▸ Instructions for the task: Give the whole listing again, exactly as written.

▸ Extracted material:

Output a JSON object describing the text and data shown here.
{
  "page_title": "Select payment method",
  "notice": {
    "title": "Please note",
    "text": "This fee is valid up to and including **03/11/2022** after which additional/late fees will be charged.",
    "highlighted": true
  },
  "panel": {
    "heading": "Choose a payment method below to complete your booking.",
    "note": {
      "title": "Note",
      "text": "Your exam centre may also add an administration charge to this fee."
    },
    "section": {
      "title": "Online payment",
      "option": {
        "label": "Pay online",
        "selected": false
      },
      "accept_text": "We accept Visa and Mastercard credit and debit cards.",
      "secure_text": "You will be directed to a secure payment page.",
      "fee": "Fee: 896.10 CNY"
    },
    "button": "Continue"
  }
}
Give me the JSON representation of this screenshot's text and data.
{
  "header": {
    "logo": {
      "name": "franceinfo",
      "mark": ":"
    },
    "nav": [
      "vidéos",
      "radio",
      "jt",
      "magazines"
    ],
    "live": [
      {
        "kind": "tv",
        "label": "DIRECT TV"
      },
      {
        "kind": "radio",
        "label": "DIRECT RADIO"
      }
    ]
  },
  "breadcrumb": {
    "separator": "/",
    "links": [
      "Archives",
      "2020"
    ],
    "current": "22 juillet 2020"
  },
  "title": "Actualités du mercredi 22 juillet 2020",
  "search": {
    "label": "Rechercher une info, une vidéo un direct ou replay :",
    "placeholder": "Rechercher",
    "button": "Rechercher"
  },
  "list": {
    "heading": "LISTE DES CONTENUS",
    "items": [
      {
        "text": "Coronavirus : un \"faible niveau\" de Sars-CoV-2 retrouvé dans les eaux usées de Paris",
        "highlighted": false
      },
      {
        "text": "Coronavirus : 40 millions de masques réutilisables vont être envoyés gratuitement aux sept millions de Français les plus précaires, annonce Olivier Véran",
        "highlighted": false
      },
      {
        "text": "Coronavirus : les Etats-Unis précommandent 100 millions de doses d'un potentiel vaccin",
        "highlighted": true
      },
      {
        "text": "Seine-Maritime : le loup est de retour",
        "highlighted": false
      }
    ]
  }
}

▸ Written response:
Output a JSON object describing the text and data shown here.
{
  "page_title": "Select payment method",
  "notice": {
    "title": "Please note",
    "text": "This fee is valid up to and including **03/11/2022** after which additional/late fees will be charged.",
    "highlighted": true
  },
  "panel": {
    "heading": "Choose a payment method below to complete your booking.",
    "note": {
      "title": "Note",
      "text": "Your exam centre may also add an administration charge to this fee."
    },
    "section": {
      "title": "Online payment",
      "option": {
        "label": "Pay online",
        "selected": false
      },
      "accept_text": "We accept Visa and Mastercard credit and debit cards.",
      "secure_text": "You will be directed to a secure payment page.",
      "fee": "Fee: 896.10 CNY"
    },
    "button": "Continue"
  }
}
Give me the JSON representation of this screenshot's text and data.
{
  "header": {
    "logo": {
      "name": "franceinfo",
      "mark": ":"
    },
    "nav": [
      "vidéos",
      "radio",
      "jt",
      "magazines"
    ],
    "live": [
      {
        "kind": "tv",
        "label": "DIRECT TV"
      },
      {
        "kind": "radio",
        "label": "DIRECT RADIO"
      }
    ]
  },
  "breadcrumb": {
    "separator": "/",
    "links": [
      "Archives",
      "2020"
    ],
    "current": "22 juillet 2020"
  },
  "title": "Actualités du mercredi 22 juillet 2020",
  "search": {
    "label": "Rechercher une info, une vidéo un direct ou replay :",
    "placeholder": "Rechercher",
    "button": "Rechercher"
  },
  "list": {
    "heading": "LISTE DES CONTENUS",
    "items": [
      {
        "text": "Coronavirus : un \"faible niveau\" de Sars-CoV-2 retrouvé dans les eaux usées de Paris",
        "highlighted": false
      },
      {
        "text": "Coronavirus : 40 millions de masques réutilisables vont être envoyés gratuitement aux sept millions de Français les plus précaires, annonce Olivier Véran",
        "highlighted": false
      },
      {
        "text": "Coronavirus : les Etats-Unis précommandent 100 millions de doses d'un potentiel vaccin",
        "highlighted": true
      },
      {
        "text": "Seine-Maritime : le loup est de retour",
        "highlighted": false
      }
    ]
  }
}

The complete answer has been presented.